Dataset rows for apps and sites:
- - -

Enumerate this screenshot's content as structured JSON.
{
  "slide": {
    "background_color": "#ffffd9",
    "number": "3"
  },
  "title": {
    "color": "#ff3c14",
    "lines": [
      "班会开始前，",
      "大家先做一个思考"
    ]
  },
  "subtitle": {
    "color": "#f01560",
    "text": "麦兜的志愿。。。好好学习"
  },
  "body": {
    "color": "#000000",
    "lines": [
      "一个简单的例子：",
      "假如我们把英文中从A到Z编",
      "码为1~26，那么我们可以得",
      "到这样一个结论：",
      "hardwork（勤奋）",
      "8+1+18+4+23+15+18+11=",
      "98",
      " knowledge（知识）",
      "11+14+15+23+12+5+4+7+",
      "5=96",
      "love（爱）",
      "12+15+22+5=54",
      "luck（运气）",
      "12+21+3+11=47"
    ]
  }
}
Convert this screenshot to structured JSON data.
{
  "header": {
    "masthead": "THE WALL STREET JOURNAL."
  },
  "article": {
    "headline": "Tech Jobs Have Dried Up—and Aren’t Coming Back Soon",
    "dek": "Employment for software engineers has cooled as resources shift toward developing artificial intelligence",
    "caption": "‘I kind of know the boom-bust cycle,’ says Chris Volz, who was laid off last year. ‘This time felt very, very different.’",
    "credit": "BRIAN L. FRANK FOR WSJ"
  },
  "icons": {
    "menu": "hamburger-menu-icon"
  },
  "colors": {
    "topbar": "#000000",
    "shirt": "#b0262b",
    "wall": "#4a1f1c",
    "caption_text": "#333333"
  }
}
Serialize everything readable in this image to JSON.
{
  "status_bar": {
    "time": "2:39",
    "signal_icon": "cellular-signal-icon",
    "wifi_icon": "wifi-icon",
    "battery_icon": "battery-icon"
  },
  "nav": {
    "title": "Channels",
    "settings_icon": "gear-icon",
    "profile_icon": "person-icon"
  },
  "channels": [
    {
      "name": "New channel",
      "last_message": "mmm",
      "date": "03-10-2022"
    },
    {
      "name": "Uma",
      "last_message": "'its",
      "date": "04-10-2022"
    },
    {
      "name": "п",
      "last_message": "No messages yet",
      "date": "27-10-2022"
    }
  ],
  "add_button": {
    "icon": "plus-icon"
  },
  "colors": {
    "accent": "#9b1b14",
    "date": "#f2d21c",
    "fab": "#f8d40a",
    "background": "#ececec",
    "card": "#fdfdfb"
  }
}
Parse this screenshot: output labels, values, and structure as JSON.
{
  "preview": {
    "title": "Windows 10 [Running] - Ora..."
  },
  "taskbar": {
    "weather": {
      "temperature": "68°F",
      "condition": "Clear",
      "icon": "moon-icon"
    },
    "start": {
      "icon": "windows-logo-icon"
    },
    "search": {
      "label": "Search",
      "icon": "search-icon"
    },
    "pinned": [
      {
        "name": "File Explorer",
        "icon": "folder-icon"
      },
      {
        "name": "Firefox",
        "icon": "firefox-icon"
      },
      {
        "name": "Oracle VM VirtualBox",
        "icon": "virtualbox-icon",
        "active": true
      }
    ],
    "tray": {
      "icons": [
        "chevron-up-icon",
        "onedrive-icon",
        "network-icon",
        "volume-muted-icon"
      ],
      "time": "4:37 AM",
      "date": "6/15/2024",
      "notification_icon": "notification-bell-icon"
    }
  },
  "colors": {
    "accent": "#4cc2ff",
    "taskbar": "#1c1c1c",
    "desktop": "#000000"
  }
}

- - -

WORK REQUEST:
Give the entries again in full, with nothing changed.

EXERCISE RESULT:
Enumerate this screenshot's content as structured JSON.
{
  "slide": {
    "background_color": "#ffffd9",
    "number": "3"
  },
  "title": {
    "color": "#ff3c14",
    "lines": [
      "班会开始前，",
      "大家先做一个思考"
    ]
  },
  "subtitle": {
    "color": "#f01560",
    "text": "麦兜的志愿。。。好好学习"
  },
  "body": {
    "color": "#000000",
    "lines": [
      "一个简单的例子：",
      "假如我们把英文中从A到Z编",
      "码为1~26，那么我们可以得",
      "到这样一个结论：",
      "hardwork（勤奋）",
      "8+1+18+4+23+15+18+11=",
      "98",
      " knowledge（知识）",
      "11+14+15+23+12+5+4+7+",
      "5=96",
      "love（爱）",
      "12+15+22+5=54",
      "luck（运气）",
      "12+21+3+11=47"
    ]
  }
}
Convert this screenshot to structured JSON data.
{
  "header": {
    "masthead": "THE WALL STREET JOURNAL."
  },
  "article": {
    "headline": "Tech Jobs Have Dried Up—and Aren’t Coming Back Soon",
    "dek": "Employment for software engineers has cooled as resources shift toward developing artificial intelligence",
    "caption": "‘I kind of know the boom-bust cycle,’ says Chris Volz, who was laid off last year. ‘This time felt very, very different.’",
    "credit": "BRIAN L. FRANK FOR WSJ"
  },
  "icons": {
    "menu": "hamburger-menu-icon"
  },
  "colors": {
    "topbar": "#000000",
    "shirt": "#b0262b",
    "wall": "#4a1f1c",
    "caption_text": "#333333"
  }
}
Serialize everything readable in this image to JSON.
{
  "status_bar": {
    "time": "2:39",
    "signal_icon": "cellular-signal-icon",
    "wifi_icon": "wifi-icon",
    "battery_icon": "battery-icon"
  },
  "nav": {
    "title": "Channels",
    "settings_icon": "gear-icon",
    "profile_icon": "person-icon"
  },
  "channels": [
    {
      "name": "New channel",
      "last_message": "mmm",
      "date": "03-10-2022"
    },
    {
      "name": "Uma",
      "last_message": "'its",
      "date": "04-10-2022"
    },
    {
      "name": "п",
      "last_message": "No messages yet",
      "date": "27-10-2022"
    }
  ],
  "add_button": {
    "icon": "plus-icon"
  },
  "colors": {
    "accent": "#9b1b14",
    "date": "#f2d21c",
    "fab": "#f8d40a",
    "background": "#ececec",
    "card": "#fdfdfb"
  }
}
Parse this screenshot: output labels, values, and structure as JSON.
{
  "preview": {
    "title": "Windows 10 [Running] - Ora..."
  },
  "taskbar": {
    "weather": {
      "temperature": "68°F",
      "condition": "Clear",
      "icon": "moon-icon"
    },
    "start": {
      "icon": "windows-logo-icon"
    },
    "search": {
      "label": "Search",
      "icon": "search-icon"
    },
    "pinned": [
      {
        "name": "File Explorer",
        "icon": "folder-icon"
      },
      {
        "name": "Firefox",
        "icon": "firefox-icon"
      },
      {
        "name": "Oracle VM VirtualBox",
        "icon": "virtualbox-icon",
        "active": true
      }
    ],
    "tray": {
      "icons": [
        "chevron-up-icon",
        "onedrive-icon",
        "network-icon",
        "volume-muted-icon"
      ],
      "time": "4:37 AM",
      "date": "6/15/2024",
      "notification_icon": "notification-bell-icon"
    }
  },
  "colors": {
    "accent": "#4cc2ff",
    "taskbar": "#1c1c1c",
    "desktop": "#000000"
  }
}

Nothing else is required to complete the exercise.